▸ Listed entries:
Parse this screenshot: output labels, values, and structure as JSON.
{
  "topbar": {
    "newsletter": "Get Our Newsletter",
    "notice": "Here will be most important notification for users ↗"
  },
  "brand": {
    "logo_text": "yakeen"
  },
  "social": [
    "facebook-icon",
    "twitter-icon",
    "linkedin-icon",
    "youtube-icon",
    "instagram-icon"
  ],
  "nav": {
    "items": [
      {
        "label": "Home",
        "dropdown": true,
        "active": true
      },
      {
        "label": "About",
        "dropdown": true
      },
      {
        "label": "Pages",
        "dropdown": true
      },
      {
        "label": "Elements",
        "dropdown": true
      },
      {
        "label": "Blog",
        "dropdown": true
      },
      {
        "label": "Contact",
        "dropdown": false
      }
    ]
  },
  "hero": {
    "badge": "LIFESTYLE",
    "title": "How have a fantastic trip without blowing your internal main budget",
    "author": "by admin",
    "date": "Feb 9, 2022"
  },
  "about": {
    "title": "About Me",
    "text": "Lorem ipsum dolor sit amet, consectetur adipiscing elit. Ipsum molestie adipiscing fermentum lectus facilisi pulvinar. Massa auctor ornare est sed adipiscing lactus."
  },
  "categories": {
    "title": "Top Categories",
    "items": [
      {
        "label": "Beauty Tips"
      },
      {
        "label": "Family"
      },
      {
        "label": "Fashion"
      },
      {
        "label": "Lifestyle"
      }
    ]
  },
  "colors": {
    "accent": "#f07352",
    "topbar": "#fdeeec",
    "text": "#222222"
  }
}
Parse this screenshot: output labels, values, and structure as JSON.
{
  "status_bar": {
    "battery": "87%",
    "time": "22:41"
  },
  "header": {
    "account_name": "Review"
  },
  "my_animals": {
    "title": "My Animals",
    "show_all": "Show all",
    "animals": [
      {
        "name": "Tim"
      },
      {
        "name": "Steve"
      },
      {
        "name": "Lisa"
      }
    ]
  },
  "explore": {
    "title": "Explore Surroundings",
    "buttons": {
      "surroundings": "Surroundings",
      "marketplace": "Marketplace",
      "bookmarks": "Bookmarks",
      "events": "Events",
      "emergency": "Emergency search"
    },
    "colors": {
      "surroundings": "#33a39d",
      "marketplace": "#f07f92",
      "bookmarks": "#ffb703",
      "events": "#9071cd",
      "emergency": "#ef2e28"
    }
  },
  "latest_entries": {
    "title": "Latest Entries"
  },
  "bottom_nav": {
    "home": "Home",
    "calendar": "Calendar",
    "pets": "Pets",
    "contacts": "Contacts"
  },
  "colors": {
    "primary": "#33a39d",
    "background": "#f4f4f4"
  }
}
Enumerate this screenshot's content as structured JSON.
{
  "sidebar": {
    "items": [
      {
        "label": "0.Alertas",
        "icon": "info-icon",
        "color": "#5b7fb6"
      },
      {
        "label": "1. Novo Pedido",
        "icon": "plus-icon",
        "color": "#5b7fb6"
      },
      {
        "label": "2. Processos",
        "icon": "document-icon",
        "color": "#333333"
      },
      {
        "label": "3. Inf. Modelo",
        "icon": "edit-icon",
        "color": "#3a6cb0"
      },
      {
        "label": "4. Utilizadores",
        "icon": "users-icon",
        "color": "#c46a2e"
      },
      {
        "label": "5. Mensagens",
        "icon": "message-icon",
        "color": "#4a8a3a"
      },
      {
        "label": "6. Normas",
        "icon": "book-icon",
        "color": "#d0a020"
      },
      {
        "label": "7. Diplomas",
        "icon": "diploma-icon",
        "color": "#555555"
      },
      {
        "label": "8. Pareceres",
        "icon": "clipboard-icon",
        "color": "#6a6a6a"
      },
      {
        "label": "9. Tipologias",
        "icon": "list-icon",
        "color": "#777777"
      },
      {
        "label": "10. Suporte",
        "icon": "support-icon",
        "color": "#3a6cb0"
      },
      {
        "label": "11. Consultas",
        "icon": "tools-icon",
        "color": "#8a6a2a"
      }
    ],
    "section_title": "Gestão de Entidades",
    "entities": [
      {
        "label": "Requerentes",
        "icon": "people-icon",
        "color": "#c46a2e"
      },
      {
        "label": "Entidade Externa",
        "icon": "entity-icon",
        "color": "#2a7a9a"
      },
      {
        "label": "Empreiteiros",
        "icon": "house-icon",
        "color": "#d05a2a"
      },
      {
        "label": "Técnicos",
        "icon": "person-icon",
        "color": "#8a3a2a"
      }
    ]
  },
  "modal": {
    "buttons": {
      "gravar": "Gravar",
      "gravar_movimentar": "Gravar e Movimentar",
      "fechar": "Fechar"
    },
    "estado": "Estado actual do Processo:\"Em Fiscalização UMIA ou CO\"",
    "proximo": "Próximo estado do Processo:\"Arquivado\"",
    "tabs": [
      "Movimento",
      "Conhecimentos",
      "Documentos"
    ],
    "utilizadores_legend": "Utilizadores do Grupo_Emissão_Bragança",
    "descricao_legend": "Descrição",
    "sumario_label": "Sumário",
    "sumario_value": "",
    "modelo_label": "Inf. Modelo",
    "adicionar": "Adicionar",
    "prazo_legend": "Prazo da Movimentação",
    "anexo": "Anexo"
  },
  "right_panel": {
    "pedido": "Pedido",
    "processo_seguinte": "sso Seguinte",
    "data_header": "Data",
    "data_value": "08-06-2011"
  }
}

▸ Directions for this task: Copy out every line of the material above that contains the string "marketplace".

▸ Exercise result:
      "marketplace": "Marketplace",
      "marketplace": "#f07f92",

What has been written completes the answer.